YOU may have noticed something in your garden recently, or, more accurately, not noticed.
Birds. Our feathered friends have long been brightening up our backyards but maybe not for much longer if the current, startling decline in numbers continues.
According to figures released by the RSPB, the UK has lost an astonishing 44 million breeding birds since the 1960s - the number plummeting from 210 million in 1966 to 166 million today.
And the Fylde coast hasn’t escaped the decline. Bird numbers in Blackpool and the surrounding areas are falling.
The odd thing is that most people are probably blissfully unaware of the situation.
After all, venture to Blackpool’s North Pier of an evening and you will be rewarded with one of the most spectacular shows nature has to offer - more than 20,000 starlings swirling around at dusk each day in winter.

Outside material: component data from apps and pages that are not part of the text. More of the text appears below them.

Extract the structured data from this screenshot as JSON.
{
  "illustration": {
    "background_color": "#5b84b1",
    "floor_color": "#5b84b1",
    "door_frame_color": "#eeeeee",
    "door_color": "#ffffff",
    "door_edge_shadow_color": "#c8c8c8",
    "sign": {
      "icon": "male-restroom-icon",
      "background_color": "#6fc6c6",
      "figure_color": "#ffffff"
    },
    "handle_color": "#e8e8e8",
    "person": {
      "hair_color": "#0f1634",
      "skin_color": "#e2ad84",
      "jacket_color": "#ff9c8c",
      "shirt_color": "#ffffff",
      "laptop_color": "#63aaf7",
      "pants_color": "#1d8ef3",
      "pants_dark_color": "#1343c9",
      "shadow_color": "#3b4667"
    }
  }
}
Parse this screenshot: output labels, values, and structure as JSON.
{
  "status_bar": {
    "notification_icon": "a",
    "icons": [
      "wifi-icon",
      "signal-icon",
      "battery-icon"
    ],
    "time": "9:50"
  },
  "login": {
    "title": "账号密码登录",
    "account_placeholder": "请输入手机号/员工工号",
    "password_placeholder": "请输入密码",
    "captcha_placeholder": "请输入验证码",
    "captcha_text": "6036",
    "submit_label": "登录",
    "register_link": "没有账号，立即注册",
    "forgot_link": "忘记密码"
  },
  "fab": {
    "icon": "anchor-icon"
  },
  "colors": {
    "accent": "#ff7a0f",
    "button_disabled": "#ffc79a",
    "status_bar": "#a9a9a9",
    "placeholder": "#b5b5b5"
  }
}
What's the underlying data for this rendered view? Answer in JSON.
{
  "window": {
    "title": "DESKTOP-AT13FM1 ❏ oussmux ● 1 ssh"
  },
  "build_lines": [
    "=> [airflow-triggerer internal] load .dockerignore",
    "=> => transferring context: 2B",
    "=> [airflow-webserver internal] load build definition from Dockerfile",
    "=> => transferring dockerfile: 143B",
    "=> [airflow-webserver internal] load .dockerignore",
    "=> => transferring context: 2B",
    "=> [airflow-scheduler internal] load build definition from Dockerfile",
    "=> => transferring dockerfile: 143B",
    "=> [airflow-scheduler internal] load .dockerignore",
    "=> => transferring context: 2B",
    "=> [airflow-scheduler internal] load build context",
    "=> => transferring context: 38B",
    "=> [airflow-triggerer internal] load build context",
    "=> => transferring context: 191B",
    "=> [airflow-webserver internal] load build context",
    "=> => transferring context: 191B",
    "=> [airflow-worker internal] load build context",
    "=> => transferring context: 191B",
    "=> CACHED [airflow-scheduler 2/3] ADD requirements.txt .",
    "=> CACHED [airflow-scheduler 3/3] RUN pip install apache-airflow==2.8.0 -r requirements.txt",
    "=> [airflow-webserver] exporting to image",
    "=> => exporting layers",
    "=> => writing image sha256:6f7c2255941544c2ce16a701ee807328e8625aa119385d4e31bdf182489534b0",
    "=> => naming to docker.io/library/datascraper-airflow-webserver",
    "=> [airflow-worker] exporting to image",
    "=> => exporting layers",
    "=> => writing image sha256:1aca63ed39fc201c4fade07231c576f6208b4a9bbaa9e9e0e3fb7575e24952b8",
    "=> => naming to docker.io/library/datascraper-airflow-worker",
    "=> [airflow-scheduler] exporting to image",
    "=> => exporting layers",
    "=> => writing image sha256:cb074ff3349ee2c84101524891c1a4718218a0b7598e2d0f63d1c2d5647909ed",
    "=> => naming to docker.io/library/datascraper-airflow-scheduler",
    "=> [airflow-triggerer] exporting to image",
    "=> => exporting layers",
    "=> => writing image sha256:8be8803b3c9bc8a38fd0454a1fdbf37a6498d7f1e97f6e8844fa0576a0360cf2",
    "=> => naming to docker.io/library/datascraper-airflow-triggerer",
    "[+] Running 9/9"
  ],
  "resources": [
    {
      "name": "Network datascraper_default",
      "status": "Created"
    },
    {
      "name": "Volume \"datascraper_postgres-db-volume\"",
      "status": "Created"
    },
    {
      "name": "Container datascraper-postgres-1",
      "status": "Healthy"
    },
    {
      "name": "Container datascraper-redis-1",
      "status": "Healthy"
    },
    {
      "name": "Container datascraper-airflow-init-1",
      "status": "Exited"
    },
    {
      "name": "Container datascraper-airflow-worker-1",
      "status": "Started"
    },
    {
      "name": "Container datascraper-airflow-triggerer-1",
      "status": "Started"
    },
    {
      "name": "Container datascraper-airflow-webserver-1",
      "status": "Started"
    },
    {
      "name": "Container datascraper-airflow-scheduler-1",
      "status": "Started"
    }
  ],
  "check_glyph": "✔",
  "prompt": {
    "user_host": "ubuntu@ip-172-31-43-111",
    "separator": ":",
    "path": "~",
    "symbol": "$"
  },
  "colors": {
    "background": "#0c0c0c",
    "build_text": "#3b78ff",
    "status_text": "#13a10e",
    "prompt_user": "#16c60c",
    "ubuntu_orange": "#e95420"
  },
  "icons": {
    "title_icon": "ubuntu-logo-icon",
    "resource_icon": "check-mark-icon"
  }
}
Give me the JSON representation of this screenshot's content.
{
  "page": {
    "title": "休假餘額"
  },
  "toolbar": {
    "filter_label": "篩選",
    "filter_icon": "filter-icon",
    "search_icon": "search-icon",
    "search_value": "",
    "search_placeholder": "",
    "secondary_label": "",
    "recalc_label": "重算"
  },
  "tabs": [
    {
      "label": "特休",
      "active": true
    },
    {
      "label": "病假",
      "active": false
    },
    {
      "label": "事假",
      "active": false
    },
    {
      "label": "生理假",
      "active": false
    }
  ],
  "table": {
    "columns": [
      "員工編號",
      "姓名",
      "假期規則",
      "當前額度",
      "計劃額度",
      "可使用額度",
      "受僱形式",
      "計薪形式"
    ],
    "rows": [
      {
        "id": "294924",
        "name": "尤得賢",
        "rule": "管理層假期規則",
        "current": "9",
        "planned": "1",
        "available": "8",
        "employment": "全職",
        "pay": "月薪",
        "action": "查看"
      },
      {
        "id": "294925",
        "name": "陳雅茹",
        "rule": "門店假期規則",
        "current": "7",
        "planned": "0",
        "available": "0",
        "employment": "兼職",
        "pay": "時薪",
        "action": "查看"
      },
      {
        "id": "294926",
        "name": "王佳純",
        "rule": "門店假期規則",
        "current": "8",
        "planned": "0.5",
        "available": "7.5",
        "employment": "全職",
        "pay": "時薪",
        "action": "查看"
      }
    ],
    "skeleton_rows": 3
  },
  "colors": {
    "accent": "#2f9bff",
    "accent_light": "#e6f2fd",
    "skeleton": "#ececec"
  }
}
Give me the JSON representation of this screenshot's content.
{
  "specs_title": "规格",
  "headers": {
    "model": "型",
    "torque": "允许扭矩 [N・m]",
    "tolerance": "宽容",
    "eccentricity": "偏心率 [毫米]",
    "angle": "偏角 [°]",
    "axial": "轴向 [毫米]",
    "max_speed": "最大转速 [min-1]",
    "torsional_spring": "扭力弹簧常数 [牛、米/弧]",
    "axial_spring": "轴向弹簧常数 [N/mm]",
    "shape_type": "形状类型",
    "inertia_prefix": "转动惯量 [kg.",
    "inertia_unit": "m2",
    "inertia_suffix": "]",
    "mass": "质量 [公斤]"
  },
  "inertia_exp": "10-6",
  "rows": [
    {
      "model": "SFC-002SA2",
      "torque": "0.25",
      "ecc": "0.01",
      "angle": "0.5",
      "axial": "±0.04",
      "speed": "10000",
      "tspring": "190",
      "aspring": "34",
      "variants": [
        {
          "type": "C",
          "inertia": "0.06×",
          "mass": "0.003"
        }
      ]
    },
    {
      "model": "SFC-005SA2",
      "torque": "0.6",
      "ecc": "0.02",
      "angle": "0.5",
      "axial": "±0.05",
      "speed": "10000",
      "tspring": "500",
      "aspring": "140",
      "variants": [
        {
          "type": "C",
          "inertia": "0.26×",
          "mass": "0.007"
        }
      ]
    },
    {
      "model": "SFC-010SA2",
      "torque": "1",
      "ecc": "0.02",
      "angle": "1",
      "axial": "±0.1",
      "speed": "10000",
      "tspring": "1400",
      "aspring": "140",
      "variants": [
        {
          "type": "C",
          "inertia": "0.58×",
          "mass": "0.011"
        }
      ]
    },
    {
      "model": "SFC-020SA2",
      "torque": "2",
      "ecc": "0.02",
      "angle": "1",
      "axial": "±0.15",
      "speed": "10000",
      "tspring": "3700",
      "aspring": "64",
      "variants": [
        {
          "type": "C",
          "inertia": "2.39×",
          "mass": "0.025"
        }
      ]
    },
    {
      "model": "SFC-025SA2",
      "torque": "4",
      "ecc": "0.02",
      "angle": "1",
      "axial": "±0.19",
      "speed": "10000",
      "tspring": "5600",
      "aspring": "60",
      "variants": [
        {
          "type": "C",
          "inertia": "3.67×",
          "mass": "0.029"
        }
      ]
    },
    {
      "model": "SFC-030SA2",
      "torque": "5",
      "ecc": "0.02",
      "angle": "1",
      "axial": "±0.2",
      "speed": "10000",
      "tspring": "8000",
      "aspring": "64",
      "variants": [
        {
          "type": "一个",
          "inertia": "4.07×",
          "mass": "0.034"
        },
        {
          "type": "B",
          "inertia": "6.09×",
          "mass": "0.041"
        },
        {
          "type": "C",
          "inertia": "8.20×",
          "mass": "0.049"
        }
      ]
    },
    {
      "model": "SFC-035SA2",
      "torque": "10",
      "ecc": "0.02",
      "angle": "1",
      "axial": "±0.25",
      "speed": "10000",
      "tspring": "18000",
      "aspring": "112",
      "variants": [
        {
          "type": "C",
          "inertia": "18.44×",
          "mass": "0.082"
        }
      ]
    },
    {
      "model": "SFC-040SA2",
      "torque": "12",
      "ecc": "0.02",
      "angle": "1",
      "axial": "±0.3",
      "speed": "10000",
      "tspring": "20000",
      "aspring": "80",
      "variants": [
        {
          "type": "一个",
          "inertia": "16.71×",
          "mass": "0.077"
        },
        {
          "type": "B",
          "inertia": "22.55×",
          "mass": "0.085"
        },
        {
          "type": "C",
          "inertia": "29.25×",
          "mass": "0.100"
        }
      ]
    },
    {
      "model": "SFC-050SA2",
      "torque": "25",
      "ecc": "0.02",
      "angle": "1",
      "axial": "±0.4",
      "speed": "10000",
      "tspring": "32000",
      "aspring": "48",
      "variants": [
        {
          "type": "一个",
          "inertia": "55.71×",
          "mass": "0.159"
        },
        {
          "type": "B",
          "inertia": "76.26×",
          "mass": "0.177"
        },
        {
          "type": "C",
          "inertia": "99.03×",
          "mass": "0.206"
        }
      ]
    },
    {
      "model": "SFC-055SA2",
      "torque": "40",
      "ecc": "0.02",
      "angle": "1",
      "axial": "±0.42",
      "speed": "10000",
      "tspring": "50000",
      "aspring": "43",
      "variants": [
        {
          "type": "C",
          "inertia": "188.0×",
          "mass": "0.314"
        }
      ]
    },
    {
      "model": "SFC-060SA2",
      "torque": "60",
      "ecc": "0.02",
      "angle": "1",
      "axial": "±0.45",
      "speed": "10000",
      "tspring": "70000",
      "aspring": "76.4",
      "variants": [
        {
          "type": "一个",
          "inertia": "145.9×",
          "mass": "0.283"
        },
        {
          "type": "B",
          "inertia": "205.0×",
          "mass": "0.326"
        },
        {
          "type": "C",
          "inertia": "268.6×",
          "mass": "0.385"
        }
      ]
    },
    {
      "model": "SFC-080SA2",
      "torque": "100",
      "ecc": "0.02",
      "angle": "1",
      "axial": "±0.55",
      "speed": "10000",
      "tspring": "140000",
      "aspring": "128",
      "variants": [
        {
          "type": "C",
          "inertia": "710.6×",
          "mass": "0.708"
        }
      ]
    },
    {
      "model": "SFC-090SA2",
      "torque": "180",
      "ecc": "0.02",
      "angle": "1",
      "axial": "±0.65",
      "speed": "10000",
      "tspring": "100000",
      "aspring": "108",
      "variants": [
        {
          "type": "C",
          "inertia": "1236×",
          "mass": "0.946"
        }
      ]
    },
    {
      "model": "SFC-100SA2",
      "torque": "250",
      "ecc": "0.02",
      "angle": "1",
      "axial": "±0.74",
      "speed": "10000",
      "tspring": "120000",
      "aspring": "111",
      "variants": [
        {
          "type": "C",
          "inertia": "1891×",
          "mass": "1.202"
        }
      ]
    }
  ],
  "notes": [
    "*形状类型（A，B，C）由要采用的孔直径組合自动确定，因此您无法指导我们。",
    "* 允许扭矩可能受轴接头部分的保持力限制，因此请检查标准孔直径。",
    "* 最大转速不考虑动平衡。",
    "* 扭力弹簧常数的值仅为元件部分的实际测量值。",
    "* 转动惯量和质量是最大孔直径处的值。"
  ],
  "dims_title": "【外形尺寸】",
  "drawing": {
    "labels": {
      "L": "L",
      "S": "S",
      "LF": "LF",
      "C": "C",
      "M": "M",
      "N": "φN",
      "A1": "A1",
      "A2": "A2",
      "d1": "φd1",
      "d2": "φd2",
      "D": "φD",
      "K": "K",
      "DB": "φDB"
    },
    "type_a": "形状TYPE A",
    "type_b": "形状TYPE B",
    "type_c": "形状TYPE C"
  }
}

See that and you wouldn’t think there is any problem with bird numbers. But there is, though how many of us have actually noticed is open to debate.
There are twitchers out there among us but the majority of folk go about their daily business without giving two hoots, if you’ll excuse the pun, about our feathered friends.
For some in the resort, that is distressing.
Julie Vale is the visitors service officer at the RSPB Ribble Discovery Centre based at Fairhaven Lake in St Annes.
A self-confessed bird lover, she remembers playing at her grandfather’s allotment as a child and seeing birds everywhere.
“There were robins literally following him around,” she said. “You don’t get that any more and it is upsetting. But what is almost as upsetting is that many people haven’t even noticed the decline.
“People just seem less connected to birds and wildlife these days.”
Julie is doing everything she can to ensure that isn’t the case, by spending her days teaching adults and children about birds and their importance.
The RSPB centre at Fairhaven gets 55,000 visitors a year and runs mud-dipping sessions in the summer, where people are given a sieve and head out into the Ribble Estuary to find the shellfish, worms, snails and crabs that birds feed on.
More than 250,000 birds head to the Ribble Estuary each year, making it the second most important area in the UK for wading birds, like sanderlings, knots and black-tailed godwits.
There are also geese galore.
They come from Iceland and Greenland to spend their winters here, roosting on the south side of the estuary and flying over Lytham, Blackpool and Over Wyre each morning to feed on the fields inland.
“There are 20,000 on the land at the Blackpool airport alone, and that’s what most people aren’t aware of - how lucky we are in this area,” added Julie.
“We’ve got one of the biggest starling murmurations in the North West. If you go to North Pier about an hour before dark, you will see 20,000 starlings come together and form this huge swarm of birds (pictured left).
“It is an amazing display or acrobatics and if anyone was disappointed with the air show this year then I can promise them they won’t be with this - people should go and take a look.”
They should, especially as starlings are among the species of birds which have taken a hammering in the last 40 years.
Their numbers have dropped sharply - same with sparrows, whose numbers have shrunk by as much as 50 per cent since the 60s.
Chris Collett, responsible for promoting the RSPB’s work in the north, puts the reasons for the decline down to changes in land use, the climate, and the availability of food.
But the truth is that no one really knows for sure.
“We are researching exactly why we are losing birds because to be honest we don’t really know for sure,” he explained.
Not all birds are struggling. Blackbird numbers are stable, while sightings of collared doves, chaffinch and goldfinch have increased.
“But in general it isn’t good, in fact the figures are pretty horrendous - to have lost that number of birds in such a short space of time is worrying to say the least,” added Chris.
“Take Blackpool, it’s famous for the herring gull, the annoying one that nicks your chips. But they are actually a species we’re concerned about. Their numbers are declining.”
Back at Fairhaven Lake, Julie hopes the trend will stop.
“For the sake of the next generation it needs to,” she said.
“I live in South Shore and I do counts with my little boy of the different types of birds we get in our garden. We are definitely seeing less.
“The loss of habitat has to be one of the reasons. There just aren’t enough places for them to breed.
“The weather has also been against them - cold winters and springs so wet that it is very hard for birds to find food.
“We just have to hope the decline stops.”